  • In the top 25% of all research outputs scored by Altmetric
  • High Attention Score compared to outputs of the same age (93rd percentile)
  • High Attention Score compared to outputs of the same age and source (95th percentile)

Mentioned by

blogs
2 blogs
policy
1 policy source
twitter
6 tweeters

Citations

dimensions_citation
41 Dimensions

Readers on

mendeley
91 Mendeley
citeulike
8 CiteULike
Title
The interpretation of systematic reviews with meta-analyses: an objective or subjective process?
Published in
BMC Medical Informatics and Decision Making, May 2008
DOI 10.1186/1472-6947-8-19
Pubmed ID
Authors

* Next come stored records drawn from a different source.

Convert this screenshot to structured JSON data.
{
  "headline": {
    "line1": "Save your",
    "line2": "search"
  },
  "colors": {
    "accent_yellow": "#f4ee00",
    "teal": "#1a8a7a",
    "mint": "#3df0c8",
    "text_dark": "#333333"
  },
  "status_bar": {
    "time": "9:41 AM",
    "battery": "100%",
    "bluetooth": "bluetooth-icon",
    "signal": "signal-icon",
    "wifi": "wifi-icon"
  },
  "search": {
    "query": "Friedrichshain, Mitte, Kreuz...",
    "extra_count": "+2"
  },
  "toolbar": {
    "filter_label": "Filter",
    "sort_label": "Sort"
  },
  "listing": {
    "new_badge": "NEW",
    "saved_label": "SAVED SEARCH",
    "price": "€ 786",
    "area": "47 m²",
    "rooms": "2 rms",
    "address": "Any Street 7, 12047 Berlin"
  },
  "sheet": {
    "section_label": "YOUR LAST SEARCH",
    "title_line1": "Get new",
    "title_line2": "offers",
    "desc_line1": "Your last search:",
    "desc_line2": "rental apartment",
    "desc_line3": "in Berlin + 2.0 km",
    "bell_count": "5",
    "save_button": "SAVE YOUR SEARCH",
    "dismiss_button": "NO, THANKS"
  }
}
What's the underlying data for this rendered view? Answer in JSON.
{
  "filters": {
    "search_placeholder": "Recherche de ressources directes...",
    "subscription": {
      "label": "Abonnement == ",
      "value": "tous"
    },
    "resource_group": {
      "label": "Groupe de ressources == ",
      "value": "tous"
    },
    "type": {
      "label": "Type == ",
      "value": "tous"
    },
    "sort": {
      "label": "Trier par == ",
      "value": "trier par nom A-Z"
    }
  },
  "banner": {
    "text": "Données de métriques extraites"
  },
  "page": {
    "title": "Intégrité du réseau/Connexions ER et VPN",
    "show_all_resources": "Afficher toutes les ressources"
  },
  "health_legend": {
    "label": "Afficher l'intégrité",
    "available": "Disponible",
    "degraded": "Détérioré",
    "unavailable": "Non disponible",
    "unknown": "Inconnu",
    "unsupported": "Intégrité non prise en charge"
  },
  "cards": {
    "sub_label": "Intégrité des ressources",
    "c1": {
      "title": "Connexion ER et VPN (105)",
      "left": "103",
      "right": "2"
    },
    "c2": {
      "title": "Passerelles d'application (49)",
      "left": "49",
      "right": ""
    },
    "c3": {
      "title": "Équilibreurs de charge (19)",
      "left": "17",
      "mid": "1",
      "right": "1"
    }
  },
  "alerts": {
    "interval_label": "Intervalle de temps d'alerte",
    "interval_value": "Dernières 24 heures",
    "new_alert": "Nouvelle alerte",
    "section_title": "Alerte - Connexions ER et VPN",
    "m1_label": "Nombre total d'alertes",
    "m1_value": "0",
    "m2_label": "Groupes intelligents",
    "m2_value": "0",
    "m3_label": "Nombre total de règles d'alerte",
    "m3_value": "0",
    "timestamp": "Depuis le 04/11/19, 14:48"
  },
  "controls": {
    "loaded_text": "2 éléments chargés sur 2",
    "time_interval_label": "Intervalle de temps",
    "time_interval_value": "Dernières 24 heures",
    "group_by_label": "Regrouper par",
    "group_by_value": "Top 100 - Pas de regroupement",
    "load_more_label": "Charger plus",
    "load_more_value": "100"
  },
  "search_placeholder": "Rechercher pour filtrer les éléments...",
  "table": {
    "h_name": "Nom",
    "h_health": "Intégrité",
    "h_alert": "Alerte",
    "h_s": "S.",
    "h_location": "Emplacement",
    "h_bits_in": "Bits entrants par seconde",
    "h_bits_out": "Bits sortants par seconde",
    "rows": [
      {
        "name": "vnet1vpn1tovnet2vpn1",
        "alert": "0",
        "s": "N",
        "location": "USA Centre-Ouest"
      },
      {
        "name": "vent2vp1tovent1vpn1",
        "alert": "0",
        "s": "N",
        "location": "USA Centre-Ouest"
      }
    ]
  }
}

Ian Shrier, Jean-François Boivin, Robert W Platt, Russell J Steele, James M Brophy, Franco Carnevale, Mark J Eisenberg, Andrea Furlan, Ritsuko Kakuma, Mary Ellen Macdonald, Louise Pilote, Michel Rossignol

Abstract

Discrepancies between the conclusions of different meta-analyses (quantitative syntheses of systematic reviews) are often ascribed to methodological differences. The objective of this study was to determine the discordance in interpretations when meta-analysts are presented with identical data.

Twitter Demographics

The data shown below were collected from the profiles of 6 tweeters who shared this research output. Click here to find out more about how the information was compiled.

Mendeley readers

The data shown below were compiled from readership statistics for 91 Mendeley readers of this research output. Click here to see the associated Mendeley record.

Geographical breakdown

Country Count As %
Canada 2 2%
United States 2 2%
United Kingdom 2 2%
France 2 2%
Portugal 1 1%
Germany 1 1%
Unknown 81 89%

Demographic breakdown

Readers by professional status Count As %
Student > Ph. D. Student 16 18%
Professor > Associate Professor 16 18%
Researcher 12 13%
Student > Master 11 12%
Professor 7 8%
Other 29 32%
Readers by discipline Count As %
Medicine and Dentistry 39 43%
Agricultural and Biological Sciences 11 12%
Computer Science 9 10%
Unspecified 9 10%
Nursing and Health Professions 5 5%
Other 18 20%

Attention Score in Context

This research output has an Altmetric Attention Score of 19. This is our high-level measure of the quality and quantity of online attention that it has received. This Attention Score, as well as the ranking and number of research outputs shown below, was calculated when the research output was last mentioned on 16 April 2017.
All research outputs
#829,178
of 13,309,606 outputs
Outputs from BMC Medical Informatics and Decision Making
#52
of 1,202 outputs
Outputs of similar age
#802,084
of 12,665,944 outputs
Outputs of similar age from BMC Medical Informatics and Decision Making
#52
of 1,201 outputs
Altmetric has tracked 13,309,606 research outputs across all sources so far. Compared to these this one has done particularly well and is in the 93rd percentile: it's in the top 10% of all research outputs ever tracked by Altmetric.
So far Altmetric has tracked 1,202 research outputs from this source. They typically receive a little more attention than average, with a mean Attention Score of 5.1. This one has done particularly well, scoring higher than 95% of its peers.
Older research outputs will score higher simply because they've had more time to accumulate mentions. To account for age we can compare this Altmetric Attention Score to the 12,665,944 tracked outputs that were published within six weeks on either side of this one in any source. This one has done particularly well, scoring higher than 93% of its contemporaries.
We're also able to compare this research output to 1,201 others from the same source and published within six weeks on either side of this one. This one has done particularly well, scoring higher than 95% of its contemporaries.